Adding a chiller to the Electrolyte Circulation System

Some persons have reported success will reducing/eliminating fungus in the electrolyte when the electrolyte fluid is cooled to 18 deg C (68 deg F). Discuss this with your E-coat machine engineer or paint supplier. The issue is that we do not want to overcool the paint and so the heat exchanger operation may have to be lessened since some of the cooling may now be taken place by the colder electrolyte flowing inside of all the Membrane Electrode Cells.

Bag Filters

Are not recommended for electrolyte recirculation systems for two reasons. The first is that the bag filter media itself forms a framework for organisms to grow and thrive upon and the second is that if the bag filter fills up with fungus the flow may be slowed down of stopped, which lead to over-heating of the electrodes and shorten lifetime.

Precious metal anodes

These are either ruthenium oxide-coated titanium or iridum oxide-coated titanium. Iridium seems to be a better choice for many applications. Precious metal Electrodes can not be used as a cathode since the coating can spall off.

Cathode material
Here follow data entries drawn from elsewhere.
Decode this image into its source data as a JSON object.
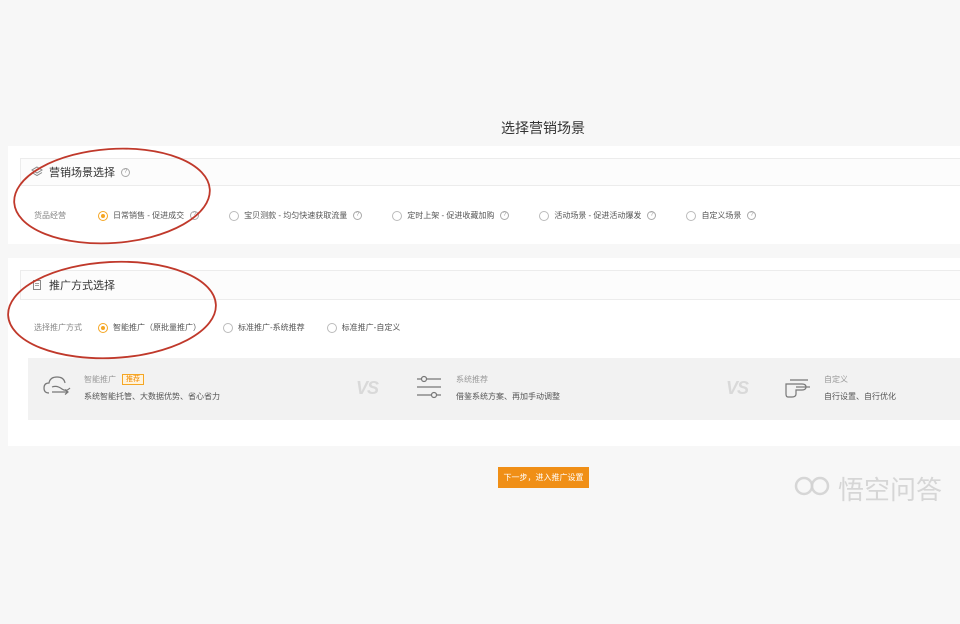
{
  "page": {
    "title": "选择营销场景"
  },
  "scene_section": {
    "title": "营销场景选择",
    "help": "?",
    "row_label": "货品经营",
    "options": [
      {
        "label": "日常销售 - 促进成交",
        "selected": true
      },
      {
        "label": "宝贝测款 - 均匀快速获取流量",
        "selected": false
      },
      {
        "label": "定时上架 - 促进收藏加购",
        "selected": false
      },
      {
        "label": "活动场景 - 促进活动爆发",
        "selected": false
      },
      {
        "label": "自定义场景",
        "selected": false
      }
    ]
  },
  "promo_section": {
    "title": "推广方式选择",
    "row_label": "选择推广方式",
    "options": [
      {
        "label": "智能推广（原批量推广）",
        "selected": true
      },
      {
        "label": "标准推广-系统推荐",
        "selected": false
      },
      {
        "label": "标准推广-自定义",
        "selected": false
      }
    ],
    "compare": [
      {
        "title": "智能推广",
        "badge": "推荐",
        "desc": "系统智能托管、大数据优势、省心省力",
        "icon": "cloud-flow-icon"
      },
      {
        "title": "系统推荐",
        "desc": "借鉴系统方案、再加手动调整",
        "icon": "sliders-icon"
      },
      {
        "title": "自定义",
        "desc": "自行设置、自行优化",
        "icon": "hand-point-icon"
      }
    ],
    "vs_label": "VS"
  },
  "next_button": {
    "label": "下一步，进入推广设置"
  },
  "watermark": {
    "text": "悟空问答"
  },
  "colors": {
    "accent": "#f08f16",
    "annotation": "#c0392b"
  }
}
For anodic tanks the opposing electrode is the cathode and the ware is the anode. In this case the material for the anode can be black iron pipe since there is no corrosive electrical activity like exists at the anode.

Some equipment options are listed below

Electrical Current Monitoring

Each Cell shall have its own DC current sensor. The output should be sent back to a panel mounted ammeter or a data acquisition system that can collect all the data, isolate the signals and send the real time data to a PC.

Ripple Monitor

The output of the DC rectifier shall have a AC Ripple Meter that measures the AC voltage in the DC output. This value should be less than 1% typically.

Auto Voltage Controller

The voltage output of the DC rectifier shall be controlled by an Auto voltage Controller that monitors the current output and adjust the voltage to maintain a pre-determined E-coat film thickness. It shall have the ability to manage more than 1 film thickness and must have a means to tell the controller which film thickness recipe to use if more than 1 recipe is to be used.

Drawings & Schematics